The high levels of malnutrition and anemia among children reported in the 2005-06 National Family Health Survey in India sparked swift and decisive action from the Prime Minister. Upon release of the data, the Prime Minister sent letters to the Chief Ministers in each of India’s 29 states requiring them to take measures to improve child nutrition.

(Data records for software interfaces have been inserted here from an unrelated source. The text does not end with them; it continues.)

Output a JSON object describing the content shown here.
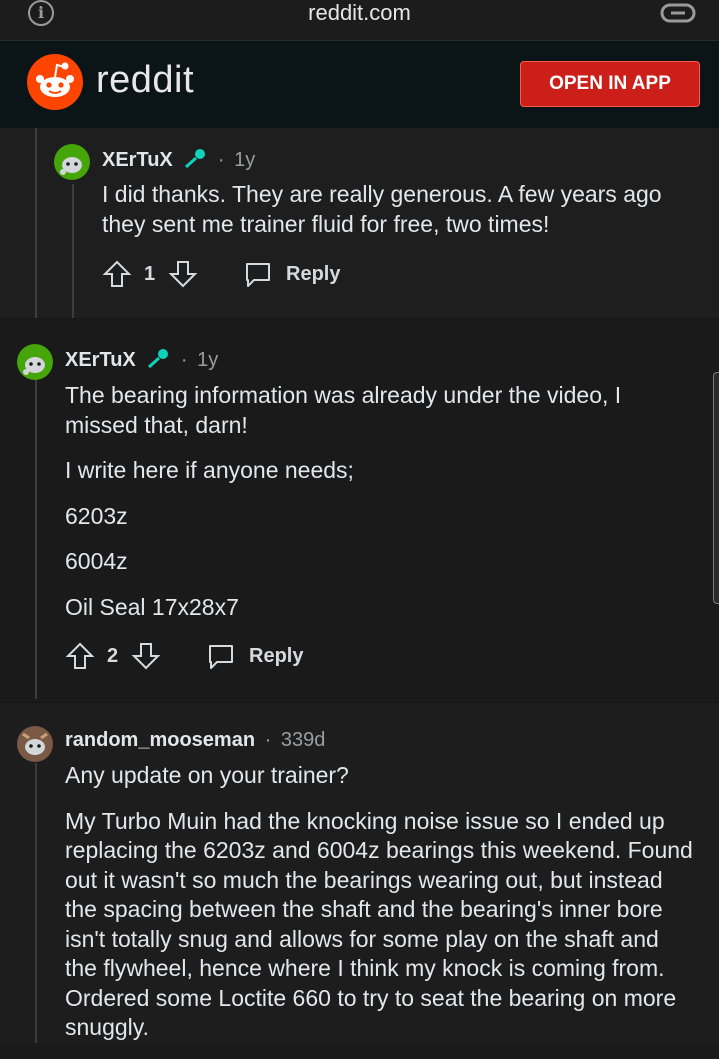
{
  "browser": {
    "url": "reddit.com"
  },
  "header": {
    "brand": "reddit",
    "open_app_label": "OPEN IN APP"
  },
  "comments": [
    {
      "username": "XErTuX",
      "separator": "·",
      "age": "1y",
      "paragraphs": [
        "I did thanks. They are really generous. A few years ago they sent me trainer fluid for free, two times!"
      ],
      "score": "1",
      "reply_label": "Reply"
    },
    {
      "username": "XErTuX",
      "separator": "·",
      "age": "1y",
      "paragraphs": [
        "The bearing information was already under the video, I missed that, darn!",
        "I write here if anyone needs;",
        "6203z",
        "6004z",
        "Oil Seal 17x28x7"
      ],
      "score": "2",
      "reply_label": "Reply"
    },
    {
      "username": "random_mooseman",
      "separator": "·",
      "age": "339d",
      "paragraphs": [
        "Any update on your trainer?",
        "My Turbo Muin had the knocking noise issue so I ended up replacing the 6203z and 6004z bearings this weekend. Found out it wasn't so much the bearings wearing out, but instead the spacing between the shaft and the bearing's inner bore isn't totally snug and allows for some play on the shaft and the flywheel, hence where I think my knock is coming from. Ordered some Loctite 660 to try to seat the bearing on more snuggly."
      ]
    }
  ],
  "colors": {
    "accent": "#ff4500",
    "button": "#cc1f1a",
    "background": "#1a1a1b",
    "mic": "#0dd3bb"
  },
  "icons": [
    "info-icon",
    "link-icon",
    "reddit-logo",
    "microphone-icon",
    "upvote-icon",
    "downvote-icon",
    "comment-icon"
  ]
}
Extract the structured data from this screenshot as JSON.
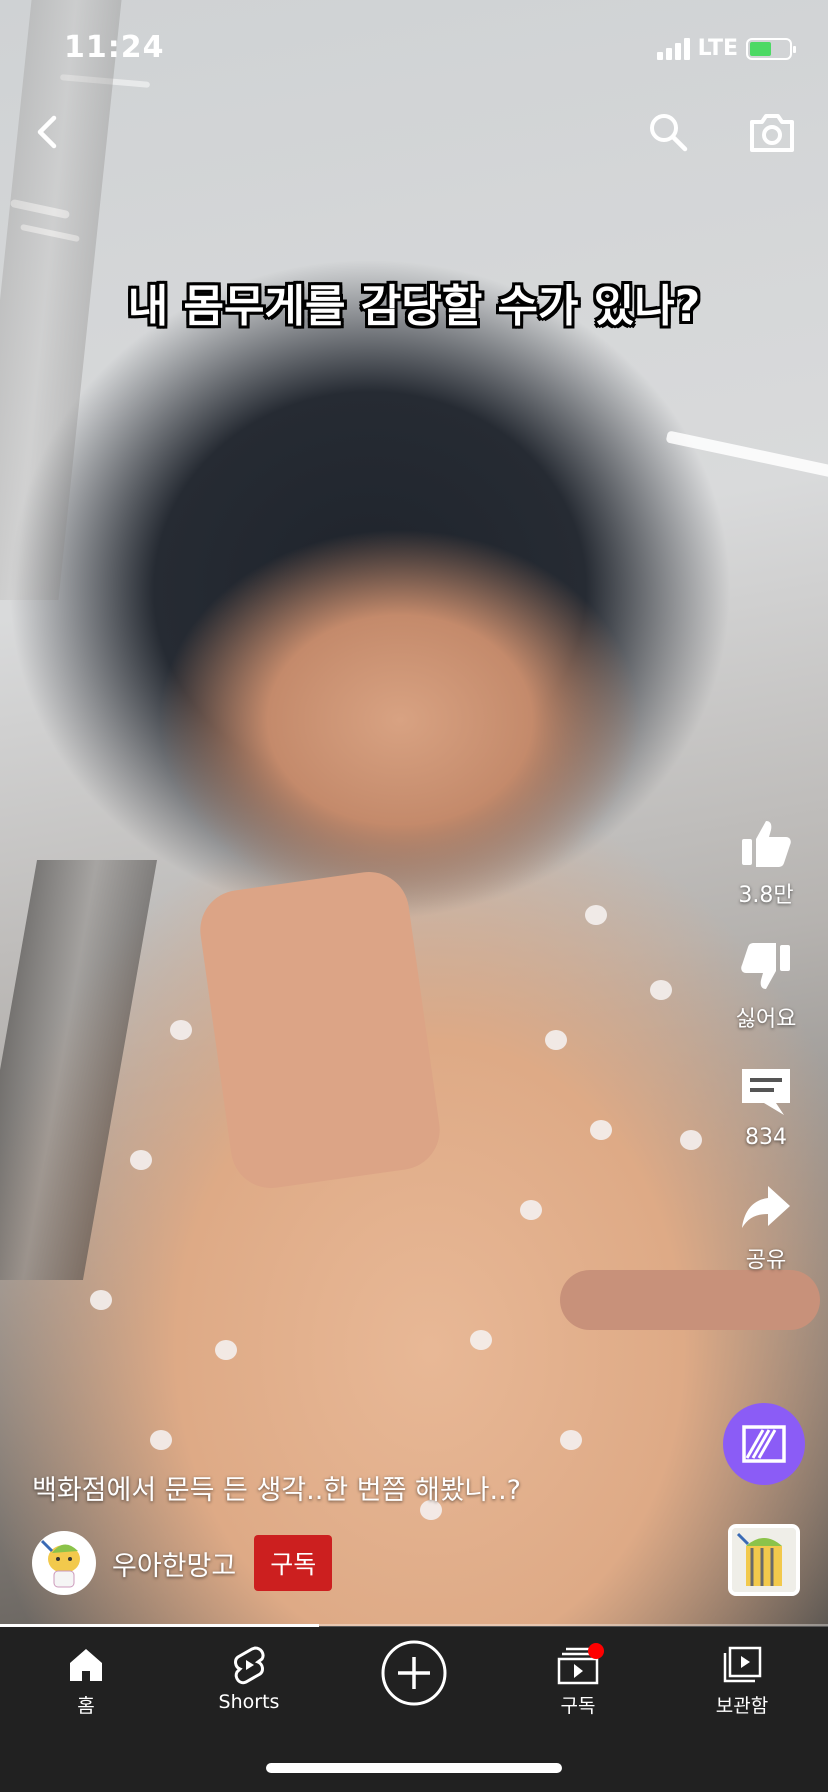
{
  "status_bar": {
    "time": "11:24",
    "network": "LTE",
    "battery_charging": true
  },
  "video": {
    "caption": "내 몸무게를 감당할 수가 있나?",
    "title": "백화점에서 문득 든 생각..한 번쯤 해봤나..?",
    "progress_fraction": 0.385
  },
  "top_bar": {
    "back_icon": "chevron-left-icon",
    "search_icon": "search-icon",
    "camera_icon": "camera-icon"
  },
  "actions": {
    "like": {
      "icon": "thumbs-up-icon",
      "label": "3.8만"
    },
    "dislike": {
      "icon": "thumbs-down-icon",
      "label": "싫어요"
    },
    "comments": {
      "icon": "comment-icon",
      "label": "834"
    },
    "share": {
      "icon": "share-icon",
      "label": "공유"
    },
    "remix": {
      "icon": "remix-icon",
      "color": "#8b5cf6"
    }
  },
  "channel": {
    "name": "우아한망고",
    "subscribe_label": "구독",
    "subscribe_color": "#cc1f1f"
  },
  "bottom_nav": {
    "items": [
      {
        "label": "홈",
        "icon": "home-icon"
      },
      {
        "label": "Shorts",
        "icon": "shorts-icon"
      },
      {
        "label": "",
        "icon": "create-plus-icon"
      },
      {
        "label": "구독",
        "icon": "subscriptions-icon",
        "badge": true
      },
      {
        "label": "보관함",
        "icon": "library-icon"
      }
    ]
  }
}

In Nigeria, two major providers of mosquito nets increased program efforts and budgets to market insecticide-treated nets (ITN) in response to findings from the 2003 Nigeria DHS showing that only 1% of Nigerian households owned an ITN.